Senior Nicole Seekamp, a psychology major and guard on the Coyote women’s basketball team, arrived in Vermillion in 2011 after living in her hometown of Renmark, South Australia and various towns around the area.
“I thought it seemed like a family here, and the team seemed really nice,” Seekamp said.
For her, communication between coaches began before graduating high school, and the way people she met and interacted with was appealing to her.
“(I) communicated with them well enough — that was the biggest part of it, who I was going to be surrounded with,” Seekamp said.
She was used to country-like towns in Australia, and Vermillion is similar in size and atmosphere to her hometown, she said.
On the other hand, senior Yamini Reddy, a tennis player, was born and raised in Bangalore, India — a city of 4 million people — where she said there were not only a lot of people, but a lot of things to do and public transportation to take advantage of.
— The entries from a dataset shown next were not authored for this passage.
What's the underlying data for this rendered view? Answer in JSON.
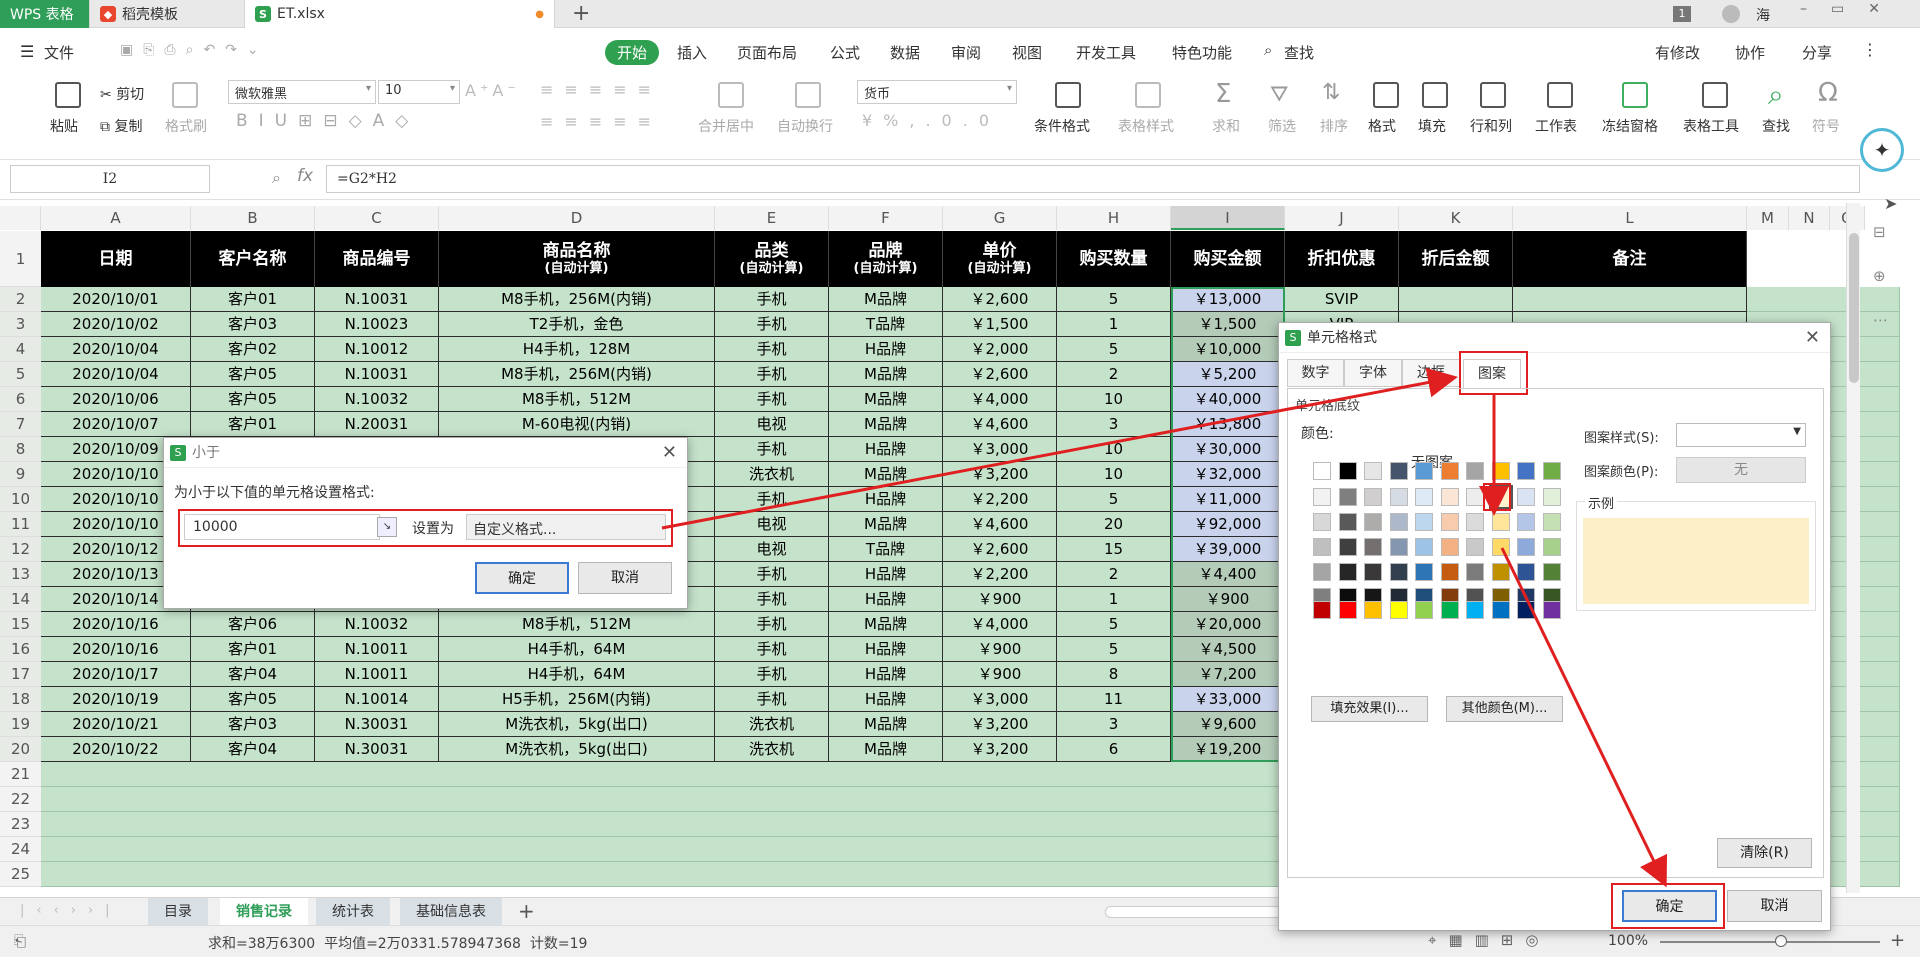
{
  "app_tabs": [
    {
      "label": "WPS 表格",
      "icon": ""
    },
    {
      "label": "稻壳模板",
      "icon": "daoke-icon"
    },
    {
      "label": "ET.xlsx",
      "icon": "S"
    }
  ],
  "window": {
    "badge": "1",
    "user": "海"
  },
  "menu": {
    "file": "文件",
    "items": [
      "开始",
      "插入",
      "页面布局",
      "公式",
      "数据",
      "审阅",
      "视图",
      "开发工具",
      "特色功能"
    ],
    "search": "查找",
    "right": [
      "有修改",
      "协作",
      "分享"
    ]
  },
  "ribbon": {
    "paste": "粘贴",
    "cut": "剪切",
    "copy": "复制",
    "format_painter": "格式刷",
    "font": "微软雅黑",
    "size": "10",
    "merge": "合并居中",
    "wrap": "自动换行",
    "num_format": "货币",
    "cond_format": "条件格式",
    "table_style": "表格样式",
    "sum": "求和",
    "filter": "筛选",
    "sort": "排序",
    "format": "格式",
    "fill": "填充",
    "rowcol": "行和列",
    "worksheet": "工作表",
    "freeze": "冻结窗格",
    "table_tools": "表格工具",
    "find": "查找",
    "symbol": "符号"
  },
  "formula_bar": {
    "cell_ref": "I2",
    "fx": "fx",
    "formula": "=G2*H2"
  },
  "columns": [
    "A",
    "B",
    "C",
    "D",
    "E",
    "F",
    "G",
    "H",
    "I",
    "J",
    "K",
    "L",
    "M",
    "N",
    "O"
  ],
  "headers": [
    {
      "main": "日期",
      "sub": ""
    },
    {
      "main": "客户名称",
      "sub": ""
    },
    {
      "main": "商品编号",
      "sub": ""
    },
    {
      "main": "商品名称",
      "sub": "(自动计算)"
    },
    {
      "main": "品类",
      "sub": "(自动计算)"
    },
    {
      "main": "品牌",
      "sub": "(自动计算)"
    },
    {
      "main": "单价",
      "sub": "(自动计算)"
    },
    {
      "main": "购买数量",
      "sub": ""
    },
    {
      "main": "购买金额",
      "sub": ""
    },
    {
      "main": "折扣优惠",
      "sub": ""
    },
    {
      "main": "折后金额",
      "sub": ""
    },
    {
      "main": "备注",
      "sub": ""
    }
  ],
  "rows": [
    [
      "2020/10/01",
      "客户01",
      "N.10031",
      "M8手机，256M(内销)",
      "手机",
      "M品牌",
      "￥2,600",
      "5",
      "￥13,000",
      "SVIP"
    ],
    [
      "2020/10/02",
      "客户03",
      "N.10023",
      "T2手机，金色",
      "手机",
      "T品牌",
      "￥1,500",
      "1",
      "￥1,500",
      "VIP"
    ],
    [
      "2020/10/04",
      "客户02",
      "N.10012",
      "H4手机，128M",
      "手机",
      "H品牌",
      "￥2,000",
      "5",
      "￥10,000",
      ""
    ],
    [
      "2020/10/04",
      "客户05",
      "N.10031",
      "M8手机，256M(内销)",
      "手机",
      "M品牌",
      "￥2,600",
      "2",
      "￥5,200",
      ""
    ],
    [
      "2020/10/06",
      "客户05",
      "N.10032",
      "M8手机，512M",
      "手机",
      "M品牌",
      "￥4,000",
      "10",
      "￥40,000",
      ""
    ],
    [
      "2020/10/07",
      "客户01",
      "N.20031",
      "M-60电视(内销)",
      "电视",
      "M品牌",
      "￥4,600",
      "3",
      "￥13,800",
      ""
    ],
    [
      "2020/10/09",
      "",
      "",
      "",
      "手机",
      "H品牌",
      "￥3,000",
      "10",
      "￥30,000",
      ""
    ],
    [
      "2020/10/10",
      "",
      "",
      "",
      "洗衣机",
      "M品牌",
      "￥3,200",
      "10",
      "￥32,000",
      ""
    ],
    [
      "2020/10/10",
      "",
      "",
      "",
      "手机",
      "H品牌",
      "￥2,200",
      "5",
      "￥11,000",
      ""
    ],
    [
      "2020/10/10",
      "",
      "",
      "",
      "电视",
      "M品牌",
      "￥4,600",
      "20",
      "￥92,000",
      ""
    ],
    [
      "2020/10/12",
      "",
      "",
      "",
      "电视",
      "T品牌",
      "￥2,600",
      "15",
      "￥39,000",
      ""
    ],
    [
      "2020/10/13",
      "",
      "",
      "",
      "手机",
      "H品牌",
      "￥2,200",
      "2",
      "￥4,400",
      ""
    ],
    [
      "2020/10/14",
      "",
      "",
      "",
      "手机",
      "H品牌",
      "￥900",
      "1",
      "￥900",
      ""
    ],
    [
      "2020/10/16",
      "客户06",
      "N.10032",
      "M8手机，512M",
      "手机",
      "M品牌",
      "￥4,000",
      "5",
      "￥20,000",
      ""
    ],
    [
      "2020/10/16",
      "客户01",
      "N.10011",
      "H4手机，64M",
      "手机",
      "H品牌",
      "￥900",
      "5",
      "￥4,500",
      ""
    ],
    [
      "2020/10/17",
      "客户04",
      "N.10011",
      "H4手机，64M",
      "手机",
      "H品牌",
      "￥900",
      "8",
      "￥7,200",
      ""
    ],
    [
      "2020/10/19",
      "客户05",
      "N.10014",
      "H5手机，256M(内销)",
      "手机",
      "H品牌",
      "￥3,000",
      "11",
      "￥33,000",
      ""
    ],
    [
      "2020/10/21",
      "客户03",
      "N.30031",
      "M洗衣机，5kg(出口)",
      "洗衣机",
      "M品牌",
      "￥3,200",
      "3",
      "￥9,600",
      ""
    ],
    [
      "2020/10/22",
      "客户04",
      "N.30031",
      "M洗衣机，5kg(出口)",
      "洗衣机",
      "M品牌",
      "￥3,200",
      "6",
      "￥19,200",
      ""
    ]
  ],
  "sheet_tabs": [
    "目录",
    "销售记录",
    "统计表",
    "基础信息表"
  ],
  "status": "求和=38万6300  平均值=2万0331.578947368  计数=19",
  "zoom": "100%",
  "lt_dialog": {
    "title": "小于",
    "label": "为小于以下值的单元格设置格式:",
    "value": "10000",
    "set_as": "设置为",
    "format": "自定义格式...",
    "ok": "确定",
    "cancel": "取消"
  },
  "fmt_dialog": {
    "title": "单元格格式",
    "tabs": [
      "数字",
      "字体",
      "边框",
      "图案"
    ],
    "section": "单元格底纹",
    "color_label": "颜色:",
    "no_pattern": "无图案",
    "fill_effects": "填充效果(I)...",
    "more_colors": "其他颜色(M)...",
    "pattern_style_label": "图案样式(S):",
    "pattern_color_label": "图案颜色(P):",
    "pattern_color_value": "无",
    "sample_label": "示例",
    "sample_color": "#fdf0c8",
    "clear": "清除(R)",
    "ok": "确定",
    "cancel": "取消"
  },
  "colors": {
    "accent": "#2f9e58",
    "data_green": "#c5e3cb",
    "highlight_blue": "#c9d3ec",
    "annotation_red": "#e02020"
  }
}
“I think that was the hardest thing for me to get used to, you know, coming here,” she said. “If I wanted to do something, I would have to depend on another person and not knowing anyone was really hard, or not having a car.”
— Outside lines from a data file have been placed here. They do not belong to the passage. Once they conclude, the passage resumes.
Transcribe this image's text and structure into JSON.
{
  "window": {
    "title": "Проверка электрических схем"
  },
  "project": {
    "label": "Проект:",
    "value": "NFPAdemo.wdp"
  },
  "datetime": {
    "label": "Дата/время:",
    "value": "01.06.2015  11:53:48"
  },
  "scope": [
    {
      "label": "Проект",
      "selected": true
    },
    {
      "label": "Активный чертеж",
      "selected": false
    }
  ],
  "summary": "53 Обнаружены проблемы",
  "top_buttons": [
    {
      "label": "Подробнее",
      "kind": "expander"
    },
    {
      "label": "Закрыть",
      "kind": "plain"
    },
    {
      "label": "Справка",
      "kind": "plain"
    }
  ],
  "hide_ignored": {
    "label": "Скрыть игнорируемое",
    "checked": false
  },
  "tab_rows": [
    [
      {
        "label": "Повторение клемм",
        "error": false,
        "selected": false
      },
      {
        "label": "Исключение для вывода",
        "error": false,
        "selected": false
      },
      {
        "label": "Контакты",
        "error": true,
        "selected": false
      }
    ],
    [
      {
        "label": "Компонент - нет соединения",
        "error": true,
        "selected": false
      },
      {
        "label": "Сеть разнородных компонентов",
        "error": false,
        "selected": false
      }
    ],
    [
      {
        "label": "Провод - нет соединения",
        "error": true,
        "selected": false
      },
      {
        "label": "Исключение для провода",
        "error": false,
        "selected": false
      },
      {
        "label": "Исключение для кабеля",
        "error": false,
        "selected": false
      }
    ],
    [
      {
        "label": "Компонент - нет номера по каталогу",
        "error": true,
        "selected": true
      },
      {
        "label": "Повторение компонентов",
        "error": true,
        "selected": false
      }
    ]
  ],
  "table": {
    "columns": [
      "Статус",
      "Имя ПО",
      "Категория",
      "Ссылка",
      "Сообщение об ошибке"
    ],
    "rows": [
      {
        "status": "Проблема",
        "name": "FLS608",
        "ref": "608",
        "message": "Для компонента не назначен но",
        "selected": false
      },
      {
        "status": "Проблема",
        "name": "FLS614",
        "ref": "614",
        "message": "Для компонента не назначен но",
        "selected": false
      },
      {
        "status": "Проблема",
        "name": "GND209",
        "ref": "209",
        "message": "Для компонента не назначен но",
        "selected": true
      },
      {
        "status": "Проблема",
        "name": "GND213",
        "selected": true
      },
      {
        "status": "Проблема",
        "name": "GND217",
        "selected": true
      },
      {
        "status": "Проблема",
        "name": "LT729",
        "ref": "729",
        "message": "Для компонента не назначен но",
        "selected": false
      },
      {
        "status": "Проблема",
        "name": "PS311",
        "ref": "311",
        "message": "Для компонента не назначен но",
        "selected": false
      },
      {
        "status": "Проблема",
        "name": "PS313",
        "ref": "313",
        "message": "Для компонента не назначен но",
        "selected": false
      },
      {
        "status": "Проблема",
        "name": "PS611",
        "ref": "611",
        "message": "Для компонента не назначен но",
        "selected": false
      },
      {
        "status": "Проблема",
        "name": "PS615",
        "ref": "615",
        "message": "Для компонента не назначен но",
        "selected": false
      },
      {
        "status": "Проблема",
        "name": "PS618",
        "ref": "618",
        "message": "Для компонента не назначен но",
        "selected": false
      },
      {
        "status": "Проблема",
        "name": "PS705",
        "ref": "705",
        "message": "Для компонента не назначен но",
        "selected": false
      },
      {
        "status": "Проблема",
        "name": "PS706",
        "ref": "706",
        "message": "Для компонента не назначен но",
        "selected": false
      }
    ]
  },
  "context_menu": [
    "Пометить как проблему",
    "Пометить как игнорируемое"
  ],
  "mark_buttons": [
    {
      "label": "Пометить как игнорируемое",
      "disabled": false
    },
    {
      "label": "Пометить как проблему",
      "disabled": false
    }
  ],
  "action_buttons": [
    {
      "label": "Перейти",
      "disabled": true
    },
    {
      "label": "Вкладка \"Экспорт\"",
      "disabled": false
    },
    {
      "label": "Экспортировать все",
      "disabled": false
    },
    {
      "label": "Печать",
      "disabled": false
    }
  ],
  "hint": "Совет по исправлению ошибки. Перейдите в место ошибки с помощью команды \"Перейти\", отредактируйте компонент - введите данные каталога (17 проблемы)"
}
Something that is commonplace to South Dakotans, Reddy said she had to get used to people she didn’t know saying, ‘Hi,’ around town.
“That’s the charm about the Midwest. Everyone is just so polite and friendly, so that took a little bit of getting used to,” Reddy said.
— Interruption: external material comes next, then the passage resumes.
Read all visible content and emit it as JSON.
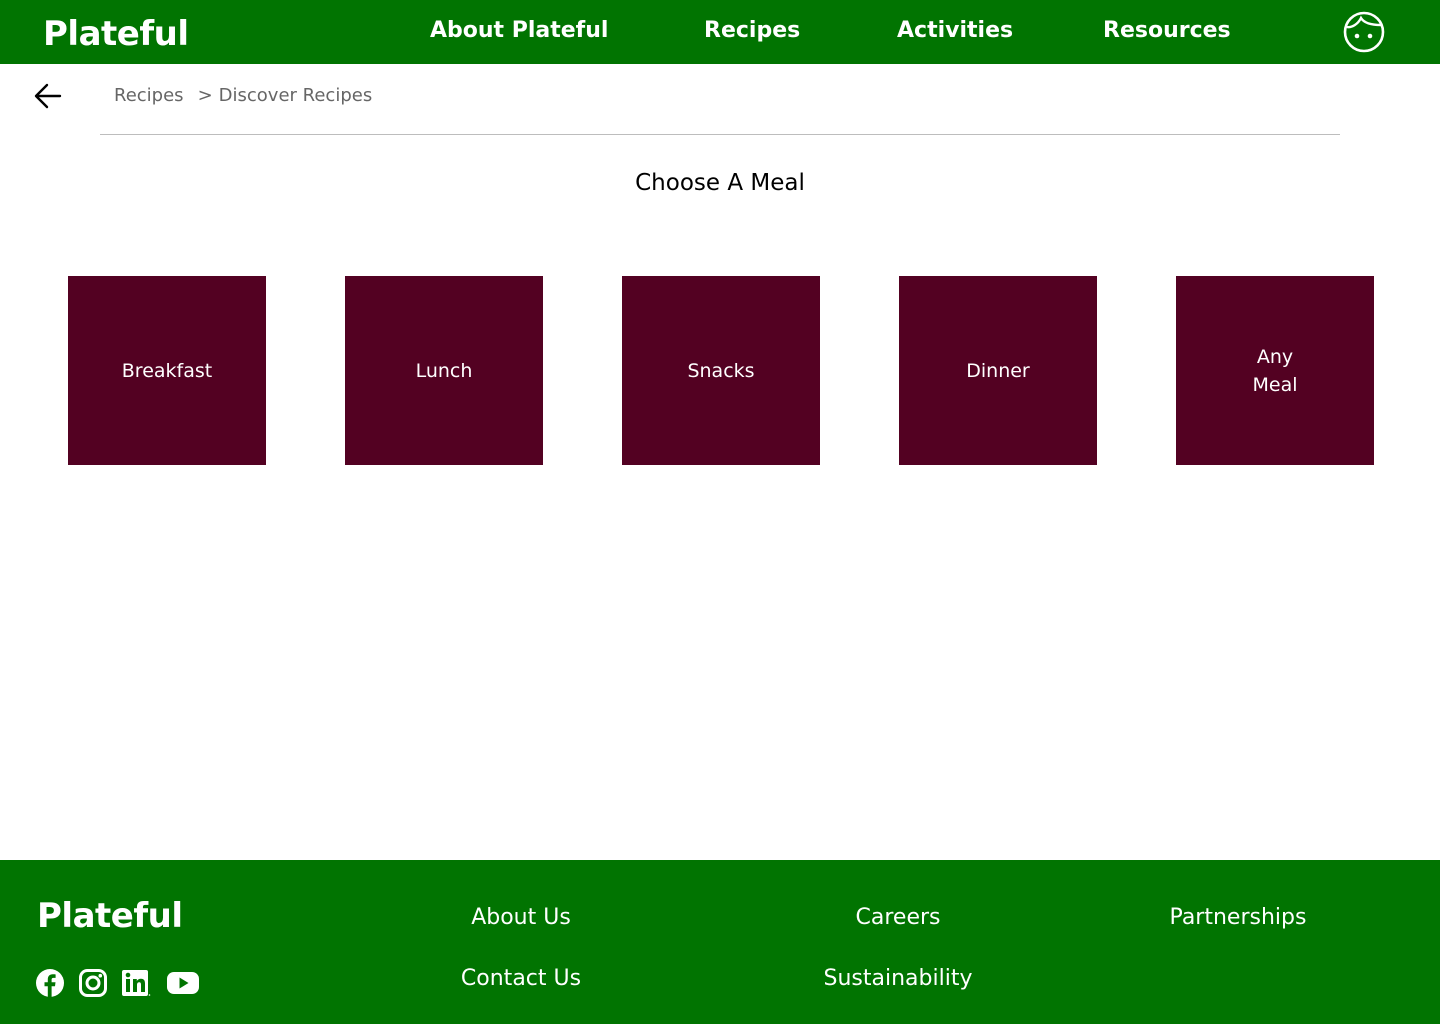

For Seekamp, the conversational atmosphere was similar to home, but she does miss the cuisine from her country.
“Everything else is pretty similar,” she said. “(But) being so far away from family was hard.”
However, her family members do make it a point to visit her in the spring, usually around the Summit League tournament time, to watch her play.
Seekamp plans to go home for about a month after graduation to see her brother and his wife and kids, and then hopes to play professionally either in the Women’s National Basketball Association or Euroleague.
Senior James Hunter, a center on the Coyote men’s basketball team, has dreams of playing in the NBA, but mostly anywhere professionally. He attended boarding school as a high schooler near Sydney, Australia, so he was used to being away from parents and his home for extended periods of time.
When he came to the United States, he experienced a bit of culture shock but nothing terribly overwhelming, he said.
Hunter graduated from Washington State University in Pullman, Wash., in the spring of 2014 with an interdisciplinary studies degree. This is his first year at USD as a graduate student, but it is also his last year playing at the collegiate level. He said he hopes to play professionally overseas upon graduation if the NBA doesn’t work out.
Hunter said some of the coaches and players on the team can sometime mistake his and some of his fellow Australian buddies’ laid back attitudes for laziness. But he said having others from the same country on the team is nice.
“We Australians like to stick together,” he said.
After five years of being away from his home in Australia, Hunter said he doesn’t experience homesickness, and he usually makes it home at the end of every year.
He is working toward a Master of Business Administration, and when he has one year under his belt at the end of this semester, he plans to finish his final two years of the program online.
After all that he’s experienced and all the places he’s been in his college career, he said he wouldn’t change anything, since everything happens for a reason.
“There’s no sense in looking back,” Hunter said.
Reddy’s tennis career started back when she was 10 years old, playing as a family sport at first and then competitively throughout her teenage years. She decided she wanted to continue playing at the college level in the U.S.
She said her transition to the U.S. was not terribly hard, because she could Skype her family back home, and she has developed her own sort of family in South Dakota.
“I think it helps to be a part of a sport because you’re immediately put across to your teammates, you kind of spend a lot of time with them so they become your family, almost, you look after each other,” Reddy said.
With everyone on the tennis team being international students, she said it makes things easier when none of their parents are at every sporting event to cheer them on.
Overall, Reddy said she is glad she made the leap to come to the U.S.
“USD was the perfect fit for me personally, just because it’s allowed me to grow as an individual, get so much more involved, almost find myself,” Reddy said. “I’ve become more passionate in my career and my sport.”